Eyes on Screen are now proud to acknowledge the Lincoln Film Society. The Society is a voluntarily run, not-for-profit organisation. Each year, they organise a programme of screenings, offering the very best of contemporary world cinema. This allows beautiful films with little or no exposure to take centre stage in Lincoln. For their 2016-17 season, Eyes on Screen will be reviewing each film screened. For more information on the Lincoln Film Society, please visit their website. For the latest news, you can also like their Facebook page, and follow them on Twitter.
The following review is of The Brand New Testament (Belgium, France, Luxembourg: 2015) – screening #1 of the Society’s 2016-17 season, shown on Friday 16th September 2016.

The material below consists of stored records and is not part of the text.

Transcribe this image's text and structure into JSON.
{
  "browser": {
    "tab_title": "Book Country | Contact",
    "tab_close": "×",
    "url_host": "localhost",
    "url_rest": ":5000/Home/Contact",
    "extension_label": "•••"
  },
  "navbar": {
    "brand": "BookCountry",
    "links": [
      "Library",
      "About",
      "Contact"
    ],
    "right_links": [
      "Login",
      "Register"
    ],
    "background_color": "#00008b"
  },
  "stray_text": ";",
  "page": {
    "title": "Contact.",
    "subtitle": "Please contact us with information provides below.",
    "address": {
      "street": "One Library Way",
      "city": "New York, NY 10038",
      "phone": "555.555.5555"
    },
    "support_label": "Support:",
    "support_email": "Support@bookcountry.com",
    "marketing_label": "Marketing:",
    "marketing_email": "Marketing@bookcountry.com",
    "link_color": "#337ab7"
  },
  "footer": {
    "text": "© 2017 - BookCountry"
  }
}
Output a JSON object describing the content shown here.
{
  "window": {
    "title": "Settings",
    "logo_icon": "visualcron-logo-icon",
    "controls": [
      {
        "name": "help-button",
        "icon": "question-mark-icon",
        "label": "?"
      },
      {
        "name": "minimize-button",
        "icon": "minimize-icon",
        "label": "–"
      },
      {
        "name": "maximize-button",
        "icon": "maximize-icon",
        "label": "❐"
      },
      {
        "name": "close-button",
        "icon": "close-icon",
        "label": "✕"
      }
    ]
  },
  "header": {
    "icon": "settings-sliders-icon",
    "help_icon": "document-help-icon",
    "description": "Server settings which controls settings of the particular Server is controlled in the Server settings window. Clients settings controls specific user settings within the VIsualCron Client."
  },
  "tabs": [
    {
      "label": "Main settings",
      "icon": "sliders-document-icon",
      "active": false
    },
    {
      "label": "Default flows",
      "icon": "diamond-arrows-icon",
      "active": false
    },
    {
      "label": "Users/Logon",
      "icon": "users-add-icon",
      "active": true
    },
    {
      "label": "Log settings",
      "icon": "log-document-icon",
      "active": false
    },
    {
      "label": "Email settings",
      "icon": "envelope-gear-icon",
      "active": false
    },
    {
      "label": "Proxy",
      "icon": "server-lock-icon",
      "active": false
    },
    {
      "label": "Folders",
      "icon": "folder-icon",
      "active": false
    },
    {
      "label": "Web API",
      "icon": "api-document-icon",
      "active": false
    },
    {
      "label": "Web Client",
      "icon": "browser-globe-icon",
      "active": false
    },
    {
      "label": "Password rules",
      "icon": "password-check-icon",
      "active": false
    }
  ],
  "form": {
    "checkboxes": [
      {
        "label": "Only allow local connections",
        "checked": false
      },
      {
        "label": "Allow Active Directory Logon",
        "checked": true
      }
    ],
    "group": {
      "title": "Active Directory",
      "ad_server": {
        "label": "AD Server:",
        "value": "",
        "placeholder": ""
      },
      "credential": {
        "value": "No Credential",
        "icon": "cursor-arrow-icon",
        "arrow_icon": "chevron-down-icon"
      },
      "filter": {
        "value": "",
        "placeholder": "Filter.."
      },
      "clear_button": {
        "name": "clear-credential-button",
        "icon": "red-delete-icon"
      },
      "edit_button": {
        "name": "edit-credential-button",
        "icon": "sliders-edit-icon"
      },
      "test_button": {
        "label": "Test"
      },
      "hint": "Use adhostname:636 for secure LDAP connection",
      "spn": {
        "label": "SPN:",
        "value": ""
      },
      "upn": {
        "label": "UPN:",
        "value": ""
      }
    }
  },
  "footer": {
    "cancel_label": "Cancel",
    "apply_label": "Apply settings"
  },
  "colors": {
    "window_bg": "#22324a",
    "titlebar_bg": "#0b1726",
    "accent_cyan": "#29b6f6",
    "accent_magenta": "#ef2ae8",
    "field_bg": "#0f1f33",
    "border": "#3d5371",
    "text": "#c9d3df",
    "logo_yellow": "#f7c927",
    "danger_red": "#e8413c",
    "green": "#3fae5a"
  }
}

The Brand New Testament follows Ea (Pili Groyne), the daughter of God (Benoît Poelvoorde). In her endeavours to overthrow the regulations placed by Him, she creates life through His computer. Upon escaping her captivity, she releases the death dates for the entire population, as well as choosing the six disciples she must recruit for her journey to succeed. These elements of the narrative provide an original outlook on the themes of religion and society, but also present a comedic experience that differs from the norm.
This feature holds numerous layers. Though it may be the hilarity which draws attention, the film contains a masterfully written plot that is simply compelling. This is most prominent through the release of the death dates, allowing the depiction of a multitude of interesting plot points about the apostles; the way they react to the date of their passing comes across very human. Each react differently, but all become completely changed. Indeed, when faced with one’s mortality, it would be difficult to continue living the same life. The exceptional screenplay creates multiple characters who feel very real in a narrative that is so far from the realms of reality.
The performances in this film are impeccable. As child actors go, Pili Groyne has to be considered highly. Her leading role could be put against any of the other players in this feature, aside from one. Benoît Poelvoorde’s portrayal of a bitter, powerless God is a real treat to watch. A man with so much power but with such a fragile hold, he embodies paranoid authority and laughable desperation. His character also raises philosophical questions. If god was real, how would He act? Surely a being with such authority would be self-righteous.
Very little hinders the viewing of The Brand New Testament. From the unique humour to the lavish set of players, there is little to complain about. Serving to question many aspects about life and society, it still manages to be hugely comedic.
Written by Christian Robson